The Rise of Mike Watkinson

Former England opener Graeme Fowler looks at the rise and fall of his former Lancashire teammate. Mike Watkinson has earned his England cap, believe me. He has never been given anything. For some years before he joined the Lancashire staff, he was a league professional in the Bolton Association, where he won the ‘professionals’ prize in 1981 at the tender age of 20.
His Lancashire debut came against Kent in August 1982. His match analysis of 13-4-45-1 included a distinguished maiden scalp, that of Bob Woolmer. On Sunday, in his debut in the shortened game, he impressed with 8-1-26-2, dismissing Bob Woolmer again and Neil Taylor. This satisfactory performance was all the more extraordinary as Watkinson was not actually on the Lancashire staff at the time. In 1982, working as a draughtsman, he played cricket only at weekends and had only made two Under-25 appearances before his first-team call-up.
With commendable foresight, Jack Bond, then Lancashire’s manager, plucked Mike Watkinson from the leagues, where he was a solid pro, and threw him in at the deep end. ‘I don’t make good players,’ Bond once told me, ‘I only give them the opportunity. It’s up to them whether they become good players.’ ‘Winker’ Watkinson took his opportunity. Even in his early days on the staff, Winker was always immaculately dressed.
His tall, smart, dark, and good looks (so I’m told) and his petrol-blue suit of the early ‘80s made him look like the lead singer of the pop group Spandau Ballet! The second-team lads at Old Trafford accepted him immediately: even the ‘why did he get a chance before me?’ brigade soon warmed to him. His admiring character and sense of humor make him impossible to dislike, and if he dislikes you, you probably deserve it.
Mike Watkinson’s professional attitude and an apparently endless thirst for hard work have made him a captain’s dream. He earned his Lancashire cap the hard way: by the end of 1987, the season he was capped, he had already made 195 first-team appearances. Winker knows his figures. Ask him at any time during a day’s play about his existing analysis and he can tell you but he is not a statistics man.
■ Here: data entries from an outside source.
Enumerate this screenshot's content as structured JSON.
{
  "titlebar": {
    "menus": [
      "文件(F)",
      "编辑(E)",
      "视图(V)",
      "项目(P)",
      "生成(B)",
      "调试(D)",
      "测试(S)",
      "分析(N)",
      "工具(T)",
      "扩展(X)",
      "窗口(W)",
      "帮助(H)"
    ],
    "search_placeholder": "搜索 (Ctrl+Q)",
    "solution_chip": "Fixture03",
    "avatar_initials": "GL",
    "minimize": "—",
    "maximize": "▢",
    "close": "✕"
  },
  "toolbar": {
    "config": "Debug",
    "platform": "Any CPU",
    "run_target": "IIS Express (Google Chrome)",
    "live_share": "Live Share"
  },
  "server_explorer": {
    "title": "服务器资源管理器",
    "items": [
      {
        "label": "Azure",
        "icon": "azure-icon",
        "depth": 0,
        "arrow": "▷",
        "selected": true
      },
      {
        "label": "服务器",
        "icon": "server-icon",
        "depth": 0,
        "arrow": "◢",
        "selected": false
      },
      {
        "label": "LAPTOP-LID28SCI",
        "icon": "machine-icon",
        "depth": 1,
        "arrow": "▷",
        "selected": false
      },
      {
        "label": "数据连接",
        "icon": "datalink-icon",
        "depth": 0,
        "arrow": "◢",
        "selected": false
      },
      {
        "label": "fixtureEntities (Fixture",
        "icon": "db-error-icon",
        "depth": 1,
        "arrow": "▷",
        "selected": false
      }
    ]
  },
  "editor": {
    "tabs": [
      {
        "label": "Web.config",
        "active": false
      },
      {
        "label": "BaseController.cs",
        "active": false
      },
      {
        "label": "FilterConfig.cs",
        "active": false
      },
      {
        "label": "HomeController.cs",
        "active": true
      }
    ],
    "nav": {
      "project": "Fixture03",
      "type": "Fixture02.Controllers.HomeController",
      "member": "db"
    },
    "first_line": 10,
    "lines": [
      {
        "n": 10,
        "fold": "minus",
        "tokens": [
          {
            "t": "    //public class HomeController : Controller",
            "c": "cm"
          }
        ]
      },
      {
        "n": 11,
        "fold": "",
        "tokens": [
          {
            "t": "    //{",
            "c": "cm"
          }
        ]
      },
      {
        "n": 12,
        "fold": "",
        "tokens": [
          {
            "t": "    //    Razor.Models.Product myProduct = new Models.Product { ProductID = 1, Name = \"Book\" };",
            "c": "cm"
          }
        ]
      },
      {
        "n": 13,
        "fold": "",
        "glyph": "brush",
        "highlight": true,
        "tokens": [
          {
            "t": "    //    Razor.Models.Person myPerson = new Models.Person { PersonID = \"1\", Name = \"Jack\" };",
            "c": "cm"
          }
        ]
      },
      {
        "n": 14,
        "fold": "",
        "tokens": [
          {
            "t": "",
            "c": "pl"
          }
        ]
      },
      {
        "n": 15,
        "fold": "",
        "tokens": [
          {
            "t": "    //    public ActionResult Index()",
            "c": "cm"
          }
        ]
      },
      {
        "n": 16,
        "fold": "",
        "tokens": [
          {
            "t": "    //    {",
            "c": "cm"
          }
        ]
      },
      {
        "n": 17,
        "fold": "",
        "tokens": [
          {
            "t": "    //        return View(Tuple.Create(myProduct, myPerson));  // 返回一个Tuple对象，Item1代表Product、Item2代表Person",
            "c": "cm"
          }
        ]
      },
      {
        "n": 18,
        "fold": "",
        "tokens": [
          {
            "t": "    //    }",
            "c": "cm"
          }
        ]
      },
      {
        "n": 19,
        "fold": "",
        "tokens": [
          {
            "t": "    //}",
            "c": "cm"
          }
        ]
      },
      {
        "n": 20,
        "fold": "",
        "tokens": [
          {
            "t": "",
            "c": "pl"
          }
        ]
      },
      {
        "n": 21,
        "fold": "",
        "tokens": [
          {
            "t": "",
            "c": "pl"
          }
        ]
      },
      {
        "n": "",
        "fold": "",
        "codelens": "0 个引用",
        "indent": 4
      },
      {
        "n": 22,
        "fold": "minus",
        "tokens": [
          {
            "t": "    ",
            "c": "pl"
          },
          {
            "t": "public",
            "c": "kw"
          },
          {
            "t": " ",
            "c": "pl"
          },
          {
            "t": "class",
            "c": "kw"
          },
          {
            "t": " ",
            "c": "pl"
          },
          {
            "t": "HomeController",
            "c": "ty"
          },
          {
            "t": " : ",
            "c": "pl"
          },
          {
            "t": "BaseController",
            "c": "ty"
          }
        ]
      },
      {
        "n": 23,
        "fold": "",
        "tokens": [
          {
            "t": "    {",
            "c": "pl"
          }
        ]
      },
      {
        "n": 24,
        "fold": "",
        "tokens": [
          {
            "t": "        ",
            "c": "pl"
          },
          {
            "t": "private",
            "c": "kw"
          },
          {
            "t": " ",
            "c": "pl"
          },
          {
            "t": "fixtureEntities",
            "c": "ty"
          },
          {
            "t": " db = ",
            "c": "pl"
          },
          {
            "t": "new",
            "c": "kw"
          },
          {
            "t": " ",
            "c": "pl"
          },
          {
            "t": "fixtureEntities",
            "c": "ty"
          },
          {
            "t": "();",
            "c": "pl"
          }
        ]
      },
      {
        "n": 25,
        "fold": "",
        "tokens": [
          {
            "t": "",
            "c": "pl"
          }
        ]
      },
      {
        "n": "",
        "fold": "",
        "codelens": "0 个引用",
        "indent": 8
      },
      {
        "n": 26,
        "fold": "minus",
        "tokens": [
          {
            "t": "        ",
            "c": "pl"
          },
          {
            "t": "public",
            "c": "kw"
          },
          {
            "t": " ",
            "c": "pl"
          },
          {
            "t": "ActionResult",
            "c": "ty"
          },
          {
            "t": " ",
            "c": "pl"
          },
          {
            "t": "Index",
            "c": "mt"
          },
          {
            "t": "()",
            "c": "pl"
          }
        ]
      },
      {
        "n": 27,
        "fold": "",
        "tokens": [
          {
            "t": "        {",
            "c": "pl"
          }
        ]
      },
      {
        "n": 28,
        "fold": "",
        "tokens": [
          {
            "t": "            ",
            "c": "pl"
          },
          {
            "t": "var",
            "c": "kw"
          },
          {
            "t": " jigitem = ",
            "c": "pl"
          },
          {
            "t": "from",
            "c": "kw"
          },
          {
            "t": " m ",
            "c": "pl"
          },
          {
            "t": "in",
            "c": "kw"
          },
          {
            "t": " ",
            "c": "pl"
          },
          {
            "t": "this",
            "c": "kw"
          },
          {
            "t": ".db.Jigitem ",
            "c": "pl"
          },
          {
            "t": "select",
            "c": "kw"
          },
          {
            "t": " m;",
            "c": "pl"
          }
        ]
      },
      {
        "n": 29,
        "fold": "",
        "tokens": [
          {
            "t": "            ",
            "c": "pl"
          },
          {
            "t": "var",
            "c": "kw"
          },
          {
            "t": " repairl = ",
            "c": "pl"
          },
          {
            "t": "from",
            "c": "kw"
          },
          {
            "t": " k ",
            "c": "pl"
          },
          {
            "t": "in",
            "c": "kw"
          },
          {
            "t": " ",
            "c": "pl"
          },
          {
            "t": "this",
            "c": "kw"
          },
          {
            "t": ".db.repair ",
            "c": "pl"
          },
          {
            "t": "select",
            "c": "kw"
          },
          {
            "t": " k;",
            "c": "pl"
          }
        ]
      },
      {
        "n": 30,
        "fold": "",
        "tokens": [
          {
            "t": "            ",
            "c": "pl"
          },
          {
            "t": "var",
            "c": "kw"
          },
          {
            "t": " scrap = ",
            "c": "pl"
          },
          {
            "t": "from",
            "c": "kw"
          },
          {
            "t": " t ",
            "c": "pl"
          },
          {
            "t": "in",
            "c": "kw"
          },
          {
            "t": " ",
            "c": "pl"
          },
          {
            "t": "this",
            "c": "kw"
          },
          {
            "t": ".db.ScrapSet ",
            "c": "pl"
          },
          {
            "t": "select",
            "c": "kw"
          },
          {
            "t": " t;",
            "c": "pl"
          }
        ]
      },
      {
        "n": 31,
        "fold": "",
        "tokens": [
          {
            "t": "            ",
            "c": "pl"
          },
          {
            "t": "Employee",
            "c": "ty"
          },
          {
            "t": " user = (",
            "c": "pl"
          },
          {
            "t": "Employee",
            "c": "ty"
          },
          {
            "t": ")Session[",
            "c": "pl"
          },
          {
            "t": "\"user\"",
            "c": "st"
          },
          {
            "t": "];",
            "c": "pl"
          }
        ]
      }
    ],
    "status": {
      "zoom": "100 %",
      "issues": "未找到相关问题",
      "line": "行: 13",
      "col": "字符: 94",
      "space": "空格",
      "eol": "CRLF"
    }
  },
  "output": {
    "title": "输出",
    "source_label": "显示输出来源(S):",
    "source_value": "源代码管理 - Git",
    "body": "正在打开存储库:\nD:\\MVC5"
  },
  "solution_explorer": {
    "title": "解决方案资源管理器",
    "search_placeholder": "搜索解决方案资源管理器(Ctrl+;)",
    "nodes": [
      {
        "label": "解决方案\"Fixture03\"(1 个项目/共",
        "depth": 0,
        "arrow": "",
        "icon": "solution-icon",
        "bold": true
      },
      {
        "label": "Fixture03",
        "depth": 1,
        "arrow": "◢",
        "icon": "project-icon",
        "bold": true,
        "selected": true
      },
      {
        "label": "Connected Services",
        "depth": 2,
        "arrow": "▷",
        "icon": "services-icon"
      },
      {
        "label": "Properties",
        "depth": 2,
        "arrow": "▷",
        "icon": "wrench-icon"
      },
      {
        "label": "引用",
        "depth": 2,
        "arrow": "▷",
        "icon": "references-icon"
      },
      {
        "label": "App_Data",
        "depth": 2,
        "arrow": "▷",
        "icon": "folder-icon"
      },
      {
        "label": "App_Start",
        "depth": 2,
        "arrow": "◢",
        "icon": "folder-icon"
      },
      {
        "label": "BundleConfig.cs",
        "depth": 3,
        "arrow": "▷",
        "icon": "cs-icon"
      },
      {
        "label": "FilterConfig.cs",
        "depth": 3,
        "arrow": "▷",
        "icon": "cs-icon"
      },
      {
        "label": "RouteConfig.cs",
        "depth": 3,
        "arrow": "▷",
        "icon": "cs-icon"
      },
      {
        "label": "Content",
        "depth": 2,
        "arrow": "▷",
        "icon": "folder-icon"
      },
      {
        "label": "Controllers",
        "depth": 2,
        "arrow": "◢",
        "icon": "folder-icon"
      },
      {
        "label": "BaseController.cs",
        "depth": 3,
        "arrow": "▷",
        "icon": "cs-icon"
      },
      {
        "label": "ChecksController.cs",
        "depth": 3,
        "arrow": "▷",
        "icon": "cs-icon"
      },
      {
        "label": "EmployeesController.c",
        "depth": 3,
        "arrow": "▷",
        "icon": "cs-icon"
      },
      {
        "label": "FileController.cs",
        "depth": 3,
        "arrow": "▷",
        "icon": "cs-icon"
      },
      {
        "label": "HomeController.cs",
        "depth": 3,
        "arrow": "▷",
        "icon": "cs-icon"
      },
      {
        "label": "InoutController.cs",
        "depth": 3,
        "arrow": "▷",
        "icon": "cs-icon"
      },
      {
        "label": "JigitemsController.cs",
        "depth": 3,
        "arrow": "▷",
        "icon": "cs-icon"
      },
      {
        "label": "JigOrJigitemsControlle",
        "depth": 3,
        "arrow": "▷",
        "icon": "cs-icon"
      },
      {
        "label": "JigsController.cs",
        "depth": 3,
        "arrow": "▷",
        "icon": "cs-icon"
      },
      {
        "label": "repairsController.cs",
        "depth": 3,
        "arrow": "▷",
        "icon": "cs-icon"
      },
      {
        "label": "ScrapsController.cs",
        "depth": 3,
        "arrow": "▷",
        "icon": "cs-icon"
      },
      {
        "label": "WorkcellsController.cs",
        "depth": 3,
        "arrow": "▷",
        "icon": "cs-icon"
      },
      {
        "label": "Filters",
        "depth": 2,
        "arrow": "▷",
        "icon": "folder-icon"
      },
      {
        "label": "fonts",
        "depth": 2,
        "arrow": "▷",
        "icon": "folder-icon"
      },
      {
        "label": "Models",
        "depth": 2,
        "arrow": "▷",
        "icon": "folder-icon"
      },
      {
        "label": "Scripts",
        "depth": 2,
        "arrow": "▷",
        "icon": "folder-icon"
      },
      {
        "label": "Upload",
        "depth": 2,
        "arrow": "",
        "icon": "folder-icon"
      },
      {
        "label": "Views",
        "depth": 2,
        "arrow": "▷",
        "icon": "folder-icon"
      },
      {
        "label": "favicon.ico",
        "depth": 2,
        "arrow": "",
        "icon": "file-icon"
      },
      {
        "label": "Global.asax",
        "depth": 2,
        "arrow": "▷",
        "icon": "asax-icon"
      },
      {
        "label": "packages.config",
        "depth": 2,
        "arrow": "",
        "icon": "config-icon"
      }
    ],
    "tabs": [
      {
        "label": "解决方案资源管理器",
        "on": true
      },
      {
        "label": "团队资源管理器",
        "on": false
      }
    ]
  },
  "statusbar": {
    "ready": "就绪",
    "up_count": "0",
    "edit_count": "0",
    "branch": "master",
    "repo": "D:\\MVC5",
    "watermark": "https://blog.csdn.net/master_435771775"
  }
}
Counting is just one of his habits, as is licking his fingers before each ball, whether bowling or fielding.
During the day, he loses pints of sweat and spit, so it is only fitting that he take pleasure in a pint or two at the end of the day to replenish the lost fluid. His willingness to bowl whenever and wherever, no matter what the state of play or how tired or sore he feels, has made him a professional. Need 20 off two over’s for another bonus point? Winker’s your man; the team always comes first.
Some would prefer to be 18 and not out, but Mike Watkinson would get 20, and if he lost his wicket after that, it wouldn’t matter to him, as the job’s done. Undoubtedly, his unselfish approach to cricket has meant that his career figures do not flatter him, and are not a true reflection of his worth. Since the early ’1980s, Lancashire has had a very successful one-day side.
Despite the efforts of some very successful players, often the difference between winning and nearly winning has been Watkinson. How fitting it was that he won the match award in the 1990 B&H final after adding 2 for 37 to a score of 50 (the highest innings of the match). I was lucky enough to represent England on several overseas tours, and on many of them, a man like Winker was badly needed—but they don’t grow on trees.
Now that England has seen his ability as a player, they may just wonder, by the end of the South African tour, how they managed without him. If the selectors had chosen players for their workload capabilities, Mike Watkinson would have been capped some time ago. In my opinion, his test selection has come five years too late. Now 34, it is a testament to his dedication that he is fit and strong.
Left-hander Neil Fairbrother, who started at Old Trafford the same year, believes Mike Watkinson is getting better every year. Had he won a Test place five years ago, I think he would have improved even quicker, and would now be a key member of the England side. If his first two Test matches were a dream, then the Oval Test was a reality. Some of the press were unhappy about his batting technique; others felt his bowling featured less flight than they wanted.
His batting technique is not textbook, but neither is Robin Smith’s nor Jack Russell’s. Low scores are often blamed on an unorthodox technique, whereas high-scoring innings are greeted with praise. No one criticized Watkinson for his 82 not out at Trent Bridge. Without that inning, would the match (and the series) have been drawn?
Likewise, his bowling may not be as good as Jim Laker’s, but why should we want Mike Watkinson to be anyone else? If more people were like Winker, the game would be richer, the entertainment better, and every dressing room would be funnier.
Mike Watkinson has earned his England cap, believe me. He has never been given anything.
Mike Watkinson has earned his England cap, believe me. He has never been given anything.